He added: “If in condemning inflammatory behaviour, I get wrapped up as a bad guy, then that’s one more ‘good man’ changing his course to do nothing in the future. Another moderate voice lost to the cause that many of us have shared for so long.”

Mr Scully had been criticised by both Labour and Conservative figures for his remarks about London and Birmingham, with Home Office minister Tom Pursglove saying on Tuesday morning: “I think it would be best, again, if that comment was withdrawn.

“I don’t recognise that as being the situation in London or Birmingham, but we as politicians must always be forward leaning and on the front foot when it comes to integrating people into our communities and making sure that people are able to play a full contribution in UK society.”

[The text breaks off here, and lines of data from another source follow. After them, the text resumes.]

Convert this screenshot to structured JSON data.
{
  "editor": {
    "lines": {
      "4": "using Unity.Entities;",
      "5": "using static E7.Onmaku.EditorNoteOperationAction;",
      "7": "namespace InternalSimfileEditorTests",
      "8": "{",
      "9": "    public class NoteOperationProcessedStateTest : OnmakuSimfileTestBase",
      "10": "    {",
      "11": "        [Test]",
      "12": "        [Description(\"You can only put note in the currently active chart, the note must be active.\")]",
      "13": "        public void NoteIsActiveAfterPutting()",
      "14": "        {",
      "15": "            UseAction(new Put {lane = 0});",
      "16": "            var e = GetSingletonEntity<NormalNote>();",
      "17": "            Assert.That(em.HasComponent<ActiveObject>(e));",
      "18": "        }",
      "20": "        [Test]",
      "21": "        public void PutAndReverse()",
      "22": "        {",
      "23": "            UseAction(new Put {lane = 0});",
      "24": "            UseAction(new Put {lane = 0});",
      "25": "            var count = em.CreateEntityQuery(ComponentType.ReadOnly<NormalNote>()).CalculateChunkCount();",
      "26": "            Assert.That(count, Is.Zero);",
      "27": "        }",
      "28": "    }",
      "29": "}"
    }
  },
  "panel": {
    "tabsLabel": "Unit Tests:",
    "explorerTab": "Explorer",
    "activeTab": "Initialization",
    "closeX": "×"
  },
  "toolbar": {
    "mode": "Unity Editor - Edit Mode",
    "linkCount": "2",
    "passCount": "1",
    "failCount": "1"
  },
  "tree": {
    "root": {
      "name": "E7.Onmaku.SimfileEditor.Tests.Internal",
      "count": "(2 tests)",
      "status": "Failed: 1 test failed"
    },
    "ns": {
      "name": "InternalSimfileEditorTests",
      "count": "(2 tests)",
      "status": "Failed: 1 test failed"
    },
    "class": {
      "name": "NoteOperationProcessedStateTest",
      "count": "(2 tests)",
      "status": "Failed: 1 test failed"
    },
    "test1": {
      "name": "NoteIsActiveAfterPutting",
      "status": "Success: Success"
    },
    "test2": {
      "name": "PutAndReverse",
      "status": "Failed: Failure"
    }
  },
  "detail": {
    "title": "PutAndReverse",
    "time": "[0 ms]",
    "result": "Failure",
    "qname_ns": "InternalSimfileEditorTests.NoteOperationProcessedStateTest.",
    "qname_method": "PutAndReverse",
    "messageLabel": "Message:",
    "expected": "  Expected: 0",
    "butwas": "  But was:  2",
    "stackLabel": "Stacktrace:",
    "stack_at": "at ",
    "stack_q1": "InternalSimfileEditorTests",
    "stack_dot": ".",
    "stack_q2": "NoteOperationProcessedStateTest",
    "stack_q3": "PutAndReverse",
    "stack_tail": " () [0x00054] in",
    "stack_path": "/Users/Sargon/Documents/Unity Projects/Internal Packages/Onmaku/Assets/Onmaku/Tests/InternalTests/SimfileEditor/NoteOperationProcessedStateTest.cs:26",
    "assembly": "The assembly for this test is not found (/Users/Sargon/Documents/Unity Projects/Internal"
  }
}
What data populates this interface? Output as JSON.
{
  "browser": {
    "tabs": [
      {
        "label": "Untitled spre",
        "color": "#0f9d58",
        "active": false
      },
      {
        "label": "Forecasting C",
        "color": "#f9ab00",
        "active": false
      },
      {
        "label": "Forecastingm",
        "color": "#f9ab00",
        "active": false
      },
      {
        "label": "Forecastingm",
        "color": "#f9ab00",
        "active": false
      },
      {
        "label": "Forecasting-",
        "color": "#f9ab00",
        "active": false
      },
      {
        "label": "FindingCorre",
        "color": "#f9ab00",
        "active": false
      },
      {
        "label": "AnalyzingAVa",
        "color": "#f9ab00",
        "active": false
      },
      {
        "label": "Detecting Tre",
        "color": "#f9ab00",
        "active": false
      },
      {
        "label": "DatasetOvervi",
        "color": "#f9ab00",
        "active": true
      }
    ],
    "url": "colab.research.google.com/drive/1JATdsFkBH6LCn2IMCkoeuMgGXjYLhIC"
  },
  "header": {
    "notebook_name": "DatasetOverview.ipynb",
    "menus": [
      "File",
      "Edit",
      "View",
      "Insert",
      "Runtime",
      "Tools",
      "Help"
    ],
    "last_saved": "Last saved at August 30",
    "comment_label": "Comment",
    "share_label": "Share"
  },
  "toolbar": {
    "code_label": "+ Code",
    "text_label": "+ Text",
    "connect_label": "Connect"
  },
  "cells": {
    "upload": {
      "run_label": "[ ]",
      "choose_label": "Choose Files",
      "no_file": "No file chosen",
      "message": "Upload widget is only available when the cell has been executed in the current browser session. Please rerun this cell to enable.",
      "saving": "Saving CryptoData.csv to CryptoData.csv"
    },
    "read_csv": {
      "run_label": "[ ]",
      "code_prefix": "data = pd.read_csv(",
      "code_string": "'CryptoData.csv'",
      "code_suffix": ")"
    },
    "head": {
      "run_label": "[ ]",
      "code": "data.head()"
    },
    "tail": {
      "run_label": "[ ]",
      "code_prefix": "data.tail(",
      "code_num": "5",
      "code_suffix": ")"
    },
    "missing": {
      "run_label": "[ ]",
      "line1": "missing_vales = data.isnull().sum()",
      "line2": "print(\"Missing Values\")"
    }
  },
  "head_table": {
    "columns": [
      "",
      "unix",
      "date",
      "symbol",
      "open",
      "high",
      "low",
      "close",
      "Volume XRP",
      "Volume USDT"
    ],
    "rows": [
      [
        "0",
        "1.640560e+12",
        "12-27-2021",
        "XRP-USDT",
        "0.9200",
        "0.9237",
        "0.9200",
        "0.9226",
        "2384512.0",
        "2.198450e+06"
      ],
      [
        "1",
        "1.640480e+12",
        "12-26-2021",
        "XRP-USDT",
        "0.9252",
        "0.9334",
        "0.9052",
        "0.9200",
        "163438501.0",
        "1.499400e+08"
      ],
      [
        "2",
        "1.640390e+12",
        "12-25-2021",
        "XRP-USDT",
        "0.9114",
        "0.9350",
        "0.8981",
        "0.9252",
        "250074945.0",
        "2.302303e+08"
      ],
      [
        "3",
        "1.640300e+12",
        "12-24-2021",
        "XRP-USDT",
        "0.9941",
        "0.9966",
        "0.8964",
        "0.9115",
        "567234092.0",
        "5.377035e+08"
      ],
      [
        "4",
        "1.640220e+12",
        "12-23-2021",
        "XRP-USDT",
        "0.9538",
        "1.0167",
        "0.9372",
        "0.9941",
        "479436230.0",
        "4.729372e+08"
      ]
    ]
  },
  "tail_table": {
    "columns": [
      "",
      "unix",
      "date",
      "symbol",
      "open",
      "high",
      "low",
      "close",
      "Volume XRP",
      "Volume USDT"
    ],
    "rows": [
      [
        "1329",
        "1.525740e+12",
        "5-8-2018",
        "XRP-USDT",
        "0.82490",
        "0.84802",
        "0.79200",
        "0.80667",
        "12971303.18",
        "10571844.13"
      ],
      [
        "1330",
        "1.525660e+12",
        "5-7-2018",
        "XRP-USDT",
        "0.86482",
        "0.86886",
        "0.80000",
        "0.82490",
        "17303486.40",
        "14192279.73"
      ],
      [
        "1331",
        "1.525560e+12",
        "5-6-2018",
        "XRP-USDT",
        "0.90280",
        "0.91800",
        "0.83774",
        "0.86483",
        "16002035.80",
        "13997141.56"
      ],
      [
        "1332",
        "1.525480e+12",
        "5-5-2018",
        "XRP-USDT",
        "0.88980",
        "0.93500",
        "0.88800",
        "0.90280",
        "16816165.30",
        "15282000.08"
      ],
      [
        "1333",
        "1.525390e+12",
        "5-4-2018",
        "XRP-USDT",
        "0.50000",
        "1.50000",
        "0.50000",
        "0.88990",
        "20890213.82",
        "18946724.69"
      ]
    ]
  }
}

The row over Mr Anderson’s comments about the Mayor of London continued on Tuesday, with ministers repeatedly refusing to describe his words as “Islamophobic”.